**YOUR GOAL**
Only a number is wanted here: the count of lines in the entries below that contain the word "icon".

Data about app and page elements

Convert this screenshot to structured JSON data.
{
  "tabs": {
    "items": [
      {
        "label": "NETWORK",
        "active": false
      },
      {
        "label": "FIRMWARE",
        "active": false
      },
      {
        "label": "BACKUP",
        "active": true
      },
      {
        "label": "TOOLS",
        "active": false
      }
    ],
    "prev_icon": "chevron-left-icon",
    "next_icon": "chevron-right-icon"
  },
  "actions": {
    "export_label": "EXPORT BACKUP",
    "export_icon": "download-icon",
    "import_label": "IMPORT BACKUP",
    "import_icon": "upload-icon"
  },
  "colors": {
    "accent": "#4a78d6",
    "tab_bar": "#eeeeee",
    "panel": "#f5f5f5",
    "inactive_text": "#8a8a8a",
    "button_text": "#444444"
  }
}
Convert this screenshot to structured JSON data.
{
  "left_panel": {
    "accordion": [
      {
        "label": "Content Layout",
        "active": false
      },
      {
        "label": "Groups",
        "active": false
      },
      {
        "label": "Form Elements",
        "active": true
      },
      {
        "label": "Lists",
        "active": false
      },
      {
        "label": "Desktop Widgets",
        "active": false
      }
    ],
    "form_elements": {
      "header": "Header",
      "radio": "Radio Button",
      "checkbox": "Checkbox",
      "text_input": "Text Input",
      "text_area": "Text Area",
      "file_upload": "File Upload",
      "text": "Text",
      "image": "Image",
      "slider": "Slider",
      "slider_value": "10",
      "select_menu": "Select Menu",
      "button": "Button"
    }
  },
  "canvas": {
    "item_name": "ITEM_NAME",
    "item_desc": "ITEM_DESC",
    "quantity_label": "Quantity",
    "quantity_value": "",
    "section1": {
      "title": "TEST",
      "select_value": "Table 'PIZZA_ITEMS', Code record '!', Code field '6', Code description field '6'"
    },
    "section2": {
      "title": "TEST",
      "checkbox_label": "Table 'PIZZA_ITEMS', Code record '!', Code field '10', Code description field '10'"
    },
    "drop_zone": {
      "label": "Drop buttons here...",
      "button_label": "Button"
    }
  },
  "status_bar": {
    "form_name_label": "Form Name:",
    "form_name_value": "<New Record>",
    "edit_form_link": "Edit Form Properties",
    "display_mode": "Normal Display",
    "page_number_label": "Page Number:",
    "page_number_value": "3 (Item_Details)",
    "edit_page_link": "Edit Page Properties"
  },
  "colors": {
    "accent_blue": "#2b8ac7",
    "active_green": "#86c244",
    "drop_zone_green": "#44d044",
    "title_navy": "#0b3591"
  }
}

**RESULT OF THE TASK**
4